The Nafas al Rachman or Breath of the Compassionate is both a pattern and a concept in Islamic sacred geometry and art. Composed of interlocking eight pointed stars and cross shapes that alternately expand and contract, the pattern visually conveys a sense of inhalation and exhalation and represents the process by which the Creator “breathes” out and manifests form. This act of creation is also an act of compassion for immaterial, spiritual forms that yearn to exist in the material universe and for the Creator himself, who, like the human artist, experiences pain at the suppression of creativity.
This pattern is a particularly apt subject and metaphor for artistic creation and experimentation. As Keith Crichton, a master of Islamic sacred geometry, observes, “Through the polar cycle of the divine breath the universe is periodically created, maintained, dissolved, and renewed … More than just an ornamental motif, the Breath of the Compassionate is a cosmological model symbolizing the interplay of polarities that manifest form.”
This sense of playful, yet reverent [re]cycling of creation is my conceptual starting point.

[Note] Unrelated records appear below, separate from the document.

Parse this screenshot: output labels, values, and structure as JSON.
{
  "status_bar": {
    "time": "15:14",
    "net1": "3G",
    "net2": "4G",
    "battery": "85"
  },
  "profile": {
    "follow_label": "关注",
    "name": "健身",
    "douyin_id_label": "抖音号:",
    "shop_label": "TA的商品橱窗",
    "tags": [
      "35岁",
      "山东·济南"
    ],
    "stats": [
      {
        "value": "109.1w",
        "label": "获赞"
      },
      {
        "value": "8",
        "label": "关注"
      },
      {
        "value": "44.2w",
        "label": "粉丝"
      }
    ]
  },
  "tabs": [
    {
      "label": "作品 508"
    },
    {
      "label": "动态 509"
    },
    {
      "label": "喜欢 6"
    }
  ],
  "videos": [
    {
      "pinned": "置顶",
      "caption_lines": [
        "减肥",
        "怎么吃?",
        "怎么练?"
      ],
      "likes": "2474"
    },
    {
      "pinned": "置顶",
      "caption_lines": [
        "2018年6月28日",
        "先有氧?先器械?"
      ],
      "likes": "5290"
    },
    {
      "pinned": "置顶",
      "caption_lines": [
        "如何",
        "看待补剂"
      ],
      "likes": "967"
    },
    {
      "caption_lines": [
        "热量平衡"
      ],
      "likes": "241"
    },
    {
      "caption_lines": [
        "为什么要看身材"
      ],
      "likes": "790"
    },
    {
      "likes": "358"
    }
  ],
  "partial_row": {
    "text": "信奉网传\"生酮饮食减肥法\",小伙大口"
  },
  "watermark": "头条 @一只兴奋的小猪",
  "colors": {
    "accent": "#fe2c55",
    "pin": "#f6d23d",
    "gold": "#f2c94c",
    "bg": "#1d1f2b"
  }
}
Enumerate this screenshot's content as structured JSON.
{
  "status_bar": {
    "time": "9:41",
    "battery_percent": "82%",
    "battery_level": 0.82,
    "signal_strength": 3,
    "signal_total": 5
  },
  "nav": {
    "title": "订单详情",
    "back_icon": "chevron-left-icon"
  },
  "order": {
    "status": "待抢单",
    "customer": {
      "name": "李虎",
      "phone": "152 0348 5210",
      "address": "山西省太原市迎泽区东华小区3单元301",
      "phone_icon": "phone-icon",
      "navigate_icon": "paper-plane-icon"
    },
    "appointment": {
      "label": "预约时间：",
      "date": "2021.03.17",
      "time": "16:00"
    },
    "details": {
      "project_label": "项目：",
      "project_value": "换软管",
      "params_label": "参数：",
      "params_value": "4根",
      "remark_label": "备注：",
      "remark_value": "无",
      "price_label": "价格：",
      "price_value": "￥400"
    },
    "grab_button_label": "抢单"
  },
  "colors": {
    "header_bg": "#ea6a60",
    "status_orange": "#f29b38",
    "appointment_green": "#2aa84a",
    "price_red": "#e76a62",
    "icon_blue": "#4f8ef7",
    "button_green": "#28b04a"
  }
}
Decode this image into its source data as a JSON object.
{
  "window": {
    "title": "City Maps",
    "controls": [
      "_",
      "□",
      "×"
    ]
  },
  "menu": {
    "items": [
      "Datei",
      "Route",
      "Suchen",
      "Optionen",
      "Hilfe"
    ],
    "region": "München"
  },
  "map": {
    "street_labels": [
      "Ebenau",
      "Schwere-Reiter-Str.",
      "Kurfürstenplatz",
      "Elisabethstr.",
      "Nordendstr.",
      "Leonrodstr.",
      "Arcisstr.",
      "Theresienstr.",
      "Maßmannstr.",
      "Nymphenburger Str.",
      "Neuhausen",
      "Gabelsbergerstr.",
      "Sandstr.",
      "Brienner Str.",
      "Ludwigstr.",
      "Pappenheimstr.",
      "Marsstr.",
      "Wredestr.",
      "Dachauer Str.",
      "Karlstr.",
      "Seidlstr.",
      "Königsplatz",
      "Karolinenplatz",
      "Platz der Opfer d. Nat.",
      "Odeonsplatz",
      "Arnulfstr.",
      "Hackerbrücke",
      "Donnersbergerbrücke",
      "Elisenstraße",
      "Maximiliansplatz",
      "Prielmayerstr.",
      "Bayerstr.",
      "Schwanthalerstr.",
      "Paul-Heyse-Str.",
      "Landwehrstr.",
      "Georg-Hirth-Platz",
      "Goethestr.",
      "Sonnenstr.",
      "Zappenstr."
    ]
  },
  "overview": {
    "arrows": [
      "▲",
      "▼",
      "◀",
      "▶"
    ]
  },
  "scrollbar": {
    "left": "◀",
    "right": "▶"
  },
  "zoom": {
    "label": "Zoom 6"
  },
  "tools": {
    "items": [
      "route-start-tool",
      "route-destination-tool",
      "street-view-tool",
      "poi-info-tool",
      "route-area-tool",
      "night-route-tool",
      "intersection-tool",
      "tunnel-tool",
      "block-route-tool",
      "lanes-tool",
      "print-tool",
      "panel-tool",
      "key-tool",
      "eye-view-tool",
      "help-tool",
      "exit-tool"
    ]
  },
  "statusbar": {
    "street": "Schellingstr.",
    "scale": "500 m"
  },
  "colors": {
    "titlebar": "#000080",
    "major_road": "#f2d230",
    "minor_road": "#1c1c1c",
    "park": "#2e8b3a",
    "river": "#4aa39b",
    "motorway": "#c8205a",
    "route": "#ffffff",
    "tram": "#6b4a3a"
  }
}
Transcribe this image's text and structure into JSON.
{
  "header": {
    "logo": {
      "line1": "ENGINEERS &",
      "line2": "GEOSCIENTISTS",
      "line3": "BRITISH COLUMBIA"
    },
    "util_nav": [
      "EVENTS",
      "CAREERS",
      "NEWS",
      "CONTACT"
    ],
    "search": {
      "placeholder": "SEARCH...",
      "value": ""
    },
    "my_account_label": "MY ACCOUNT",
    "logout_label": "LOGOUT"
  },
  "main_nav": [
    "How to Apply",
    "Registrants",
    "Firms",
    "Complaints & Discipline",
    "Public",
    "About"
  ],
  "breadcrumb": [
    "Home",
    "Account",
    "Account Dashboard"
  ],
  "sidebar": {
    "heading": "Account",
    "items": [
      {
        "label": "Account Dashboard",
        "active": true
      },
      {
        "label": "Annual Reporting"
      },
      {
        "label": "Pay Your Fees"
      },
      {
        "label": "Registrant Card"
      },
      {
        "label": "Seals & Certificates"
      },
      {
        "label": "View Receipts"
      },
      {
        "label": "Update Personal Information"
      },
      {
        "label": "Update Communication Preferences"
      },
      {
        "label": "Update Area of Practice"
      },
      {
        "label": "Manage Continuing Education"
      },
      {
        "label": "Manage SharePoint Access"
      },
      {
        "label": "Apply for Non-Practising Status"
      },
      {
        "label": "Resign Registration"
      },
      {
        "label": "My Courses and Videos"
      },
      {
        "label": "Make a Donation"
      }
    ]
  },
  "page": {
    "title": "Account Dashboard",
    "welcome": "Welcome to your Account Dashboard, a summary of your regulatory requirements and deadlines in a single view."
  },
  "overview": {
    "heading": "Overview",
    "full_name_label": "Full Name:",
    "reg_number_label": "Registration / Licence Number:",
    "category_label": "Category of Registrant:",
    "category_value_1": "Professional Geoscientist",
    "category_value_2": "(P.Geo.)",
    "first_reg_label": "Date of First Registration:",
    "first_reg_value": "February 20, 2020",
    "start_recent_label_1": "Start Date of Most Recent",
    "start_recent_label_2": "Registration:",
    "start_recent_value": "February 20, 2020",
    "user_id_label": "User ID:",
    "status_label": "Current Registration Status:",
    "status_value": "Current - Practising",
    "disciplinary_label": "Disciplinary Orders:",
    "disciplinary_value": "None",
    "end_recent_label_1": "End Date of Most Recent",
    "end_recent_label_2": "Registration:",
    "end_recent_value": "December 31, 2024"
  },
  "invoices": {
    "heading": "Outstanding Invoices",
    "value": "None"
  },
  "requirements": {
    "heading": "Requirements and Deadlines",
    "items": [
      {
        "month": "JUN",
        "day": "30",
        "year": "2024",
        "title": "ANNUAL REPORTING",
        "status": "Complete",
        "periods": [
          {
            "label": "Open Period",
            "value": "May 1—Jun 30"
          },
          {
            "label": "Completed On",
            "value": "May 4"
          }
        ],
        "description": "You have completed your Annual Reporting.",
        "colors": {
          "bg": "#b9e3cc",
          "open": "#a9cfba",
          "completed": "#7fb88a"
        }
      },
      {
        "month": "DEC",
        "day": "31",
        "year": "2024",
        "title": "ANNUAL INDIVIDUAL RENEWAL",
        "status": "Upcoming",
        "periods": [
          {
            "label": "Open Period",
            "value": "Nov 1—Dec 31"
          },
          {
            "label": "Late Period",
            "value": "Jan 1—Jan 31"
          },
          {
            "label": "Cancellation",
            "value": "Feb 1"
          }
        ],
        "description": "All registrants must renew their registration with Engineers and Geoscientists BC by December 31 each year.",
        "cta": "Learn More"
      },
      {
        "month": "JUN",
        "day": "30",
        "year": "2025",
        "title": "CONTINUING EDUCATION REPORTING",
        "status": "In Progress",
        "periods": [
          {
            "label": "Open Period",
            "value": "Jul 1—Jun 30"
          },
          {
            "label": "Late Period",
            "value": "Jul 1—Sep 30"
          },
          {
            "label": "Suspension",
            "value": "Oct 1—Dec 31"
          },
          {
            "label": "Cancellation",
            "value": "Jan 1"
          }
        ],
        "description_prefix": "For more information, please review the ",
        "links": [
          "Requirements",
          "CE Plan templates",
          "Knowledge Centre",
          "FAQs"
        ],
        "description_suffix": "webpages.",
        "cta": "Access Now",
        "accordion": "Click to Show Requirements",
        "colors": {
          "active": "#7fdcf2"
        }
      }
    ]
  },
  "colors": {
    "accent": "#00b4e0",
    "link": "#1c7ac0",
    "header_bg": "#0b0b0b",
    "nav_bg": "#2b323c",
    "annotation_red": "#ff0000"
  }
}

After traditionally executing the pattern with compass and ruler on paper, I deviate from the “perfect” expression of the pattern by introducing deliberate errors to create new, imperfect variations. Many of these new patterns become the basis for paper designs that are output via laser cutter and screen printer, then hand-finished with pencil, ink and collage.